_Work instruction:_
Find every line of the records that has "selection" and return it.

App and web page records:
#####

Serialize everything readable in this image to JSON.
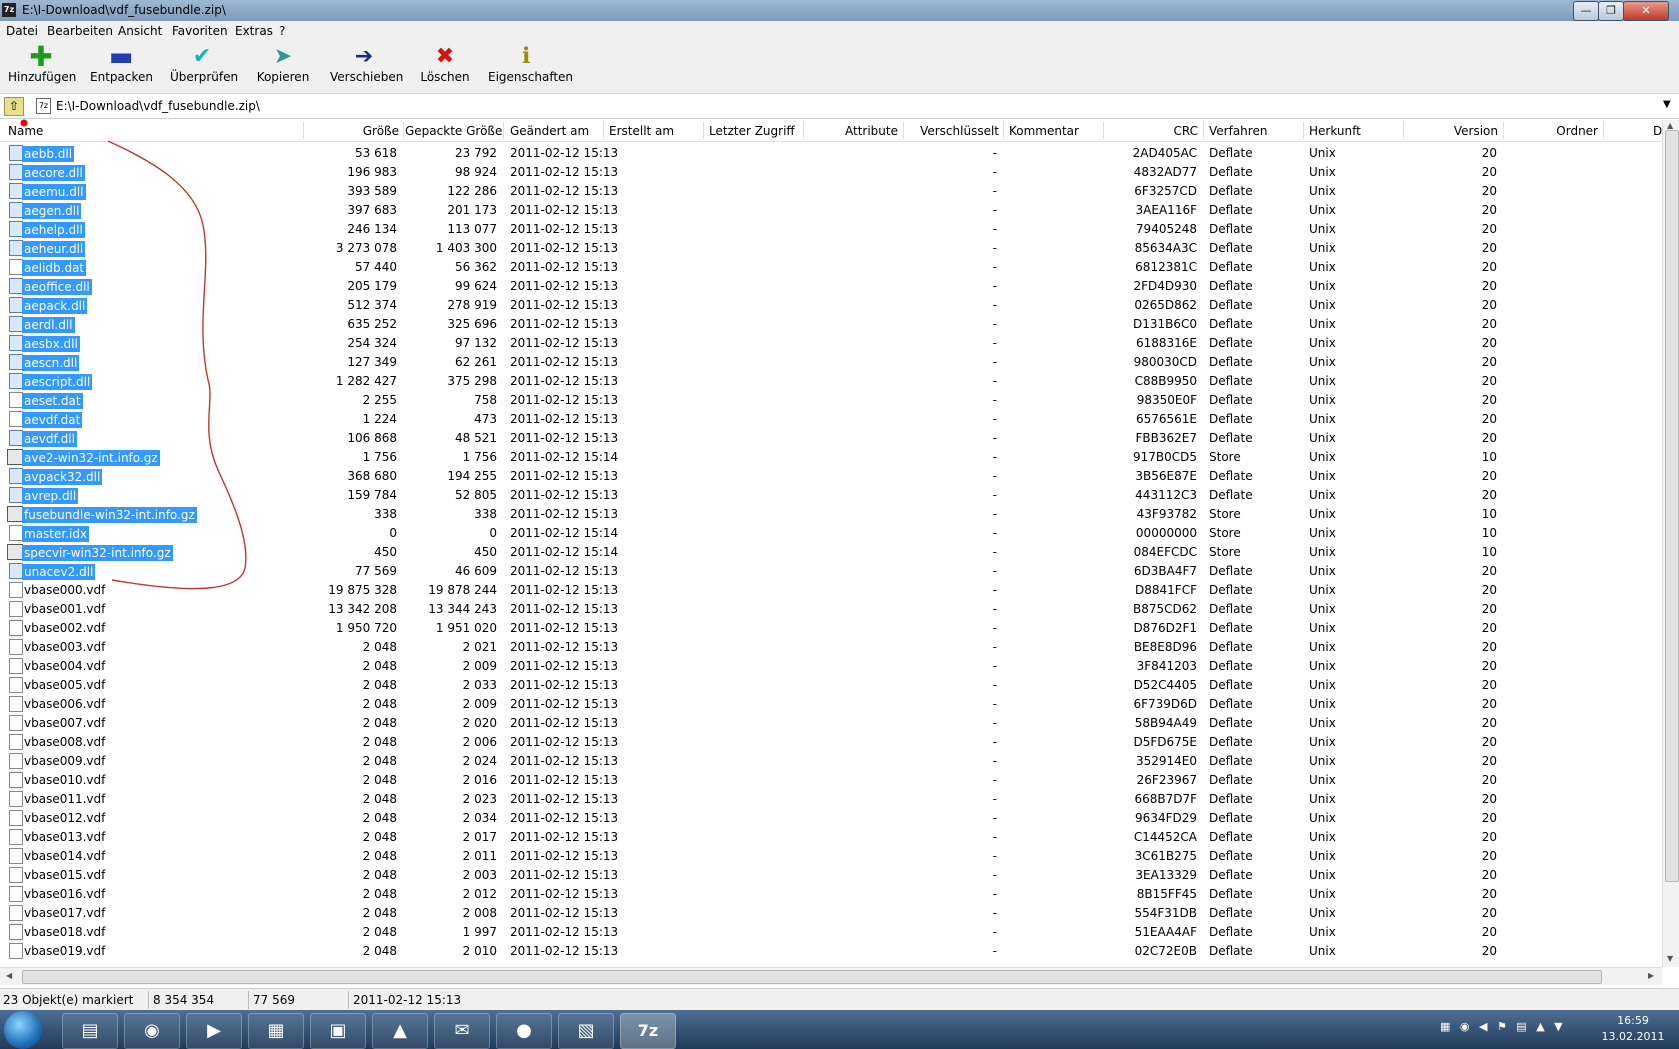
{
  "window": {
    "title": "E:\\I-Download\\vdf_fusebundle.zip\\",
    "app_icon": "7z"
  },
  "menu": [
    "Datei",
    "Bearbeiten",
    "Ansicht",
    "Favoriten",
    "Extras",
    "?"
  ],
  "toolbar": [
    {
      "label": "Hinzufügen",
      "icon": "plus-icon"
    },
    {
      "label": "Entpacken",
      "icon": "minus-icon"
    },
    {
      "label": "Überprüfen",
      "icon": "check-icon"
    },
    {
      "label": "Kopieren",
      "icon": "copy-arrow-icon"
    },
    {
      "label": "Verschieben",
      "icon": "move-arrow-icon"
    },
    {
      "label": "Löschen",
      "icon": "delete-x-icon"
    },
    {
      "label": "Eigenschaften",
      "icon": "info-icon"
    }
  ],
  "address": {
    "path": "E:\\I-Download\\vdf_fusebundle.zip\\"
  },
  "columns": [
    "Name",
    "Größe",
    "Gepackte Größe",
    "Geändert am",
    "Erstellt am",
    "Letzter Zugriff",
    "Attribute",
    "Verschlüsselt",
    "Kommentar",
    "CRC",
    "Verfahren",
    "Herkunft",
    "Version",
    "Ordner",
    "D"
  ],
  "files": [
    {
      "name": "aebb.dll",
      "size": "53 618",
      "packed": "23 792",
      "modified": "2011-02-12 15:13",
      "enc": "-",
      "crc": "2AD405AC",
      "method": "Deflate",
      "host": "Unix",
      "version": "20",
      "type": "dll",
      "selected": true
    },
    {
      "name": "aecore.dll",
      "size": "196 983",
      "packed": "98 924",
      "modified": "2011-02-12 15:13",
      "enc": "-",
      "crc": "4832AD77",
      "method": "Deflate",
      "host": "Unix",
      "version": "20",
      "type": "dll",
      "selected": true
    },
    {
      "name": "aeemu.dll",
      "size": "393 589",
      "packed": "122 286",
      "modified": "2011-02-12 15:13",
      "enc": "-",
      "crc": "6F3257CD",
      "method": "Deflate",
      "host": "Unix",
      "version": "20",
      "type": "dll",
      "selected": true
    },
    {
      "name": "aegen.dll",
      "size": "397 683",
      "packed": "201 173",
      "modified": "2011-02-12 15:13",
      "enc": "-",
      "crc": "3AEA116F",
      "method": "Deflate",
      "host": "Unix",
      "version": "20",
      "type": "dll",
      "selected": true
    },
    {
      "name": "aehelp.dll",
      "size": "246 134",
      "packed": "113 077",
      "modified": "2011-02-12 15:13",
      "enc": "-",
      "crc": "79405248",
      "method": "Deflate",
      "host": "Unix",
      "version": "20",
      "type": "dll",
      "selected": true
    },
    {
      "name": "aeheur.dll",
      "size": "3 273 078",
      "packed": "1 403 300",
      "modified": "2011-02-12 15:13",
      "enc": "-",
      "crc": "85634A3C",
      "method": "Deflate",
      "host": "Unix",
      "version": "20",
      "type": "dll",
      "selected": true
    },
    {
      "name": "aelidb.dat",
      "size": "57 440",
      "packed": "56 362",
      "modified": "2011-02-12 15:13",
      "enc": "-",
      "crc": "6812381C",
      "method": "Deflate",
      "host": "Unix",
      "version": "20",
      "type": "file",
      "selected": true
    },
    {
      "name": "aeoffice.dll",
      "size": "205 179",
      "packed": "99 624",
      "modified": "2011-02-12 15:13",
      "enc": "-",
      "crc": "2FD4D930",
      "method": "Deflate",
      "host": "Unix",
      "version": "20",
      "type": "dll",
      "selected": true
    },
    {
      "name": "aepack.dll",
      "size": "512 374",
      "packed": "278 919",
      "modified": "2011-02-12 15:13",
      "enc": "-",
      "crc": "0265D862",
      "method": "Deflate",
      "host": "Unix",
      "version": "20",
      "type": "dll",
      "selected": true
    },
    {
      "name": "aerdl.dll",
      "size": "635 252",
      "packed": "325 696",
      "modified": "2011-02-12 15:13",
      "enc": "-",
      "crc": "D131B6C0",
      "method": "Deflate",
      "host": "Unix",
      "version": "20",
      "type": "dll",
      "selected": true
    },
    {
      "name": "aesbx.dll",
      "size": "254 324",
      "packed": "97 132",
      "modified": "2011-02-12 15:13",
      "enc": "-",
      "crc": "6188316E",
      "method": "Deflate",
      "host": "Unix",
      "version": "20",
      "type": "dll",
      "selected": true
    },
    {
      "name": "aescn.dll",
      "size": "127 349",
      "packed": "62 261",
      "modified": "2011-02-12 15:13",
      "enc": "-",
      "crc": "980030CD",
      "method": "Deflate",
      "host": "Unix",
      "version": "20",
      "type": "dll",
      "selected": true
    },
    {
      "name": "aescript.dll",
      "size": "1 282 427",
      "packed": "375 298",
      "modified": "2011-02-12 15:13",
      "enc": "-",
      "crc": "C88B9950",
      "method": "Deflate",
      "host": "Unix",
      "version": "20",
      "type": "dll",
      "selected": true
    },
    {
      "name": "aeset.dat",
      "size": "2 255",
      "packed": "758",
      "modified": "2011-02-12 15:13",
      "enc": "-",
      "crc": "98350E0F",
      "method": "Deflate",
      "host": "Unix",
      "version": "20",
      "type": "file",
      "selected": true
    },
    {
      "name": "aevdf.dat",
      "size": "1 224",
      "packed": "473",
      "modified": "2011-02-12 15:13",
      "enc": "-",
      "crc": "6576561E",
      "method": "Deflate",
      "host": "Unix",
      "version": "20",
      "type": "file",
      "selected": true
    },
    {
      "name": "aevdf.dll",
      "size": "106 868",
      "packed": "48 521",
      "modified": "2011-02-12 15:13",
      "enc": "-",
      "crc": "FBB362E7",
      "method": "Deflate",
      "host": "Unix",
      "version": "20",
      "type": "dll",
      "selected": true
    },
    {
      "name": "ave2-win32-int.info.gz",
      "size": "1 756",
      "packed": "1 756",
      "modified": "2011-02-12 15:14",
      "enc": "-",
      "crc": "917B0CD5",
      "method": "Store",
      "host": "Unix",
      "version": "10",
      "type": "gz",
      "selected": true
    },
    {
      "name": "avpack32.dll",
      "size": "368 680",
      "packed": "194 255",
      "modified": "2011-02-12 15:13",
      "enc": "-",
      "crc": "3B56E87E",
      "method": "Deflate",
      "host": "Unix",
      "version": "20",
      "type": "dll",
      "selected": true
    },
    {
      "name": "avrep.dll",
      "size": "159 784",
      "packed": "52 805",
      "modified": "2011-02-12 15:13",
      "enc": "-",
      "crc": "443112C3",
      "method": "Deflate",
      "host": "Unix",
      "version": "20",
      "type": "dll",
      "selected": true
    },
    {
      "name": "fusebundle-win32-int.info.gz",
      "size": "338",
      "packed": "338",
      "modified": "2011-02-12 15:13",
      "enc": "-",
      "crc": "43F93782",
      "method": "Store",
      "host": "Unix",
      "version": "10",
      "type": "gz",
      "selected": true
    },
    {
      "name": "master.idx",
      "size": "0",
      "packed": "0",
      "modified": "2011-02-12 15:14",
      "enc": "-",
      "crc": "00000000",
      "method": "Store",
      "host": "Unix",
      "version": "10",
      "type": "file",
      "selected": true
    },
    {
      "name": "specvir-win32-int.info.gz",
      "size": "450",
      "packed": "450",
      "modified": "2011-02-12 15:14",
      "enc": "-",
      "crc": "084EFCDC",
      "method": "Store",
      "host": "Unix",
      "version": "10",
      "type": "gz",
      "selected": true
    },
    {
      "name": "unacev2.dll",
      "size": "77 569",
      "packed": "46 609",
      "modified": "2011-02-12 15:13",
      "enc": "-",
      "crc": "6D3BA4F7",
      "method": "Deflate",
      "host": "Unix",
      "version": "20",
      "type": "dll",
      "selected": true
    },
    {
      "name": "vbase000.vdf",
      "size": "19 875 328",
      "packed": "19 878 244",
      "modified": "2011-02-12 15:13",
      "enc": "-",
      "crc": "D8841FCF",
      "method": "Deflate",
      "host": "Unix",
      "version": "20",
      "type": "file",
      "selected": false
    },
    {
      "name": "vbase001.vdf",
      "size": "13 342 208",
      "packed": "13 344 243",
      "modified": "2011-02-12 15:13",
      "enc": "-",
      "crc": "B875CD62",
      "method": "Deflate",
      "host": "Unix",
      "version": "20",
      "type": "file",
      "selected": false
    },
    {
      "name": "vbase002.vdf",
      "size": "1 950 720",
      "packed": "1 951 020",
      "modified": "2011-02-12 15:13",
      "enc": "-",
      "crc": "D876D2F1",
      "method": "Deflate",
      "host": "Unix",
      "version": "20",
      "type": "file",
      "selected": false
    },
    {
      "name": "vbase003.vdf",
      "size": "2 048",
      "packed": "2 021",
      "modified": "2011-02-12 15:13",
      "enc": "-",
      "crc": "BE8E8D96",
      "method": "Deflate",
      "host": "Unix",
      "version": "20",
      "type": "file",
      "selected": false
    },
    {
      "name": "vbase004.vdf",
      "size": "2 048",
      "packed": "2 009",
      "modified": "2011-02-12 15:13",
      "enc": "-",
      "crc": "3F841203",
      "method": "Deflate",
      "host": "Unix",
      "version": "20",
      "type": "file",
      "selected": false
    },
    {
      "name": "vbase005.vdf",
      "size": "2 048",
      "packed": "2 033",
      "modified": "2011-02-12 15:13",
      "enc": "-",
      "crc": "D52C4405",
      "method": "Deflate",
      "host": "Unix",
      "version": "20",
      "type": "file",
      "selected": false
    },
    {
      "name": "vbase006.vdf",
      "size": "2 048",
      "packed": "2 009",
      "modified": "2011-02-12 15:13",
      "enc": "-",
      "crc": "6F739D6D",
      "method": "Deflate",
      "host": "Unix",
      "version": "20",
      "type": "file",
      "selected": false
    },
    {
      "name": "vbase007.vdf",
      "size": "2 048",
      "packed": "2 020",
      "modified": "2011-02-12 15:13",
      "enc": "-",
      "crc": "58B94A49",
      "method": "Deflate",
      "host": "Unix",
      "version": "20",
      "type": "file",
      "selected": false
    },
    {
      "name": "vbase008.vdf",
      "size": "2 048",
      "packed": "2 006",
      "modified": "2011-02-12 15:13",
      "enc": "-",
      "crc": "D5FD675E",
      "method": "Deflate",
      "host": "Unix",
      "version": "20",
      "type": "file",
      "selected": false
    },
    {
      "name": "vbase009.vdf",
      "size": "2 048",
      "packed": "2 024",
      "modified": "2011-02-12 15:13",
      "enc": "-",
      "crc": "352914E0",
      "method": "Deflate",
      "host": "Unix",
      "version": "20",
      "type": "file",
      "selected": false
    },
    {
      "name": "vbase010.vdf",
      "size": "2 048",
      "packed": "2 016",
      "modified": "2011-02-12 15:13",
      "enc": "-",
      "crc": "26F23967",
      "method": "Deflate",
      "host": "Unix",
      "version": "20",
      "type": "file",
      "selected": false
    },
    {
      "name": "vbase011.vdf",
      "size": "2 048",
      "packed": "2 023",
      "modified": "2011-02-12 15:13",
      "enc": "-",
      "crc": "668B7D7F",
      "method": "Deflate",
      "host": "Unix",
      "version": "20",
      "type": "file",
      "selected": false
    },
    {
      "name": "vbase012.vdf",
      "size": "2 048",
      "packed": "2 034",
      "modified": "2011-02-12 15:13",
      "enc": "-",
      "crc": "9634FD29",
      "method": "Deflate",
      "host": "Unix",
      "version": "20",
      "type": "file",
      "selected": false
    },
    {
      "name": "vbase013.vdf",
      "size": "2 048",
      "packed": "2 017",
      "modified": "2011-02-12 15:13",
      "enc": "-",
      "crc": "C14452CA",
      "method": "Deflate",
      "host": "Unix",
      "version": "20",
      "type": "file",
      "selected": false
    },
    {
      "name": "vbase014.vdf",
      "size": "2 048",
      "packed": "2 011",
      "modified": "2011-02-12 15:13",
      "enc": "-",
      "crc": "3C61B275",
      "method": "Deflate",
      "host": "Unix",
      "version": "20",
      "type": "file",
      "selected": false
    },
    {
      "name": "vbase015.vdf",
      "size": "2 048",
      "packed": "2 003",
      "modified": "2011-02-12 15:13",
      "enc": "-",
      "crc": "3EA13329",
      "method": "Deflate",
      "host": "Unix",
      "version": "20",
      "type": "file",
      "selected": false
    },
    {
      "name": "vbase016.vdf",
      "size": "2 048",
      "packed": "2 012",
      "modified": "2011-02-12 15:13",
      "enc": "-",
      "crc": "8B15FF45",
      "method": "Deflate",
      "host": "Unix",
      "version": "20",
      "type": "file",
      "selected": false
    },
    {
      "name": "vbase017.vdf",
      "size": "2 048",
      "packed": "2 008",
      "modified": "2011-02-12 15:13",
      "enc": "-",
      "crc": "554F31DB",
      "method": "Deflate",
      "host": "Unix",
      "version": "20",
      "type": "file",
      "selected": false
    },
    {
      "name": "vbase018.vdf",
      "size": "2 048",
      "packed": "1 997",
      "modified": "2011-02-12 15:13",
      "enc": "-",
      "crc": "51EAA4AF",
      "method": "Deflate",
      "host": "Unix",
      "version": "20",
      "type": "file",
      "selected": false
    },
    {
      "name": "vbase019.vdf",
      "size": "2 048",
      "packed": "2 010",
      "modified": "2011-02-12 15:13",
      "enc": "-",
      "crc": "02C72E0B",
      "method": "Deflate",
      "host": "Unix",
      "version": "20",
      "type": "file",
      "selected": false
    }
  ],
  "status": {
    "selection": "23 Objekt(e) markiert",
    "total_size": "8 354 354",
    "packed_size": "77 569",
    "date": "2011-02-12 15:13"
  },
  "taskbar": {
    "items": [
      "explorer-icon",
      "ccleaner-icon",
      "media-player-icon",
      "virtualdub-icon",
      "calendar-icon",
      "avira-icon",
      "email-icon",
      "firefox-icon",
      "folder-icon",
      "7zip-icon"
    ],
    "active_label": "7z"
  },
  "clock": {
    "time": "16:59",
    "date": "13.02.2011"
  },
  "colors": {
    "selection": "#3399ff",
    "annotation": "#c0392b",
    "taskbar": "#2f4c6e"
  }
}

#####

_Answer box:_
    "selection": "23 Objekt(e) markiert",
    "selection": "#3399ff",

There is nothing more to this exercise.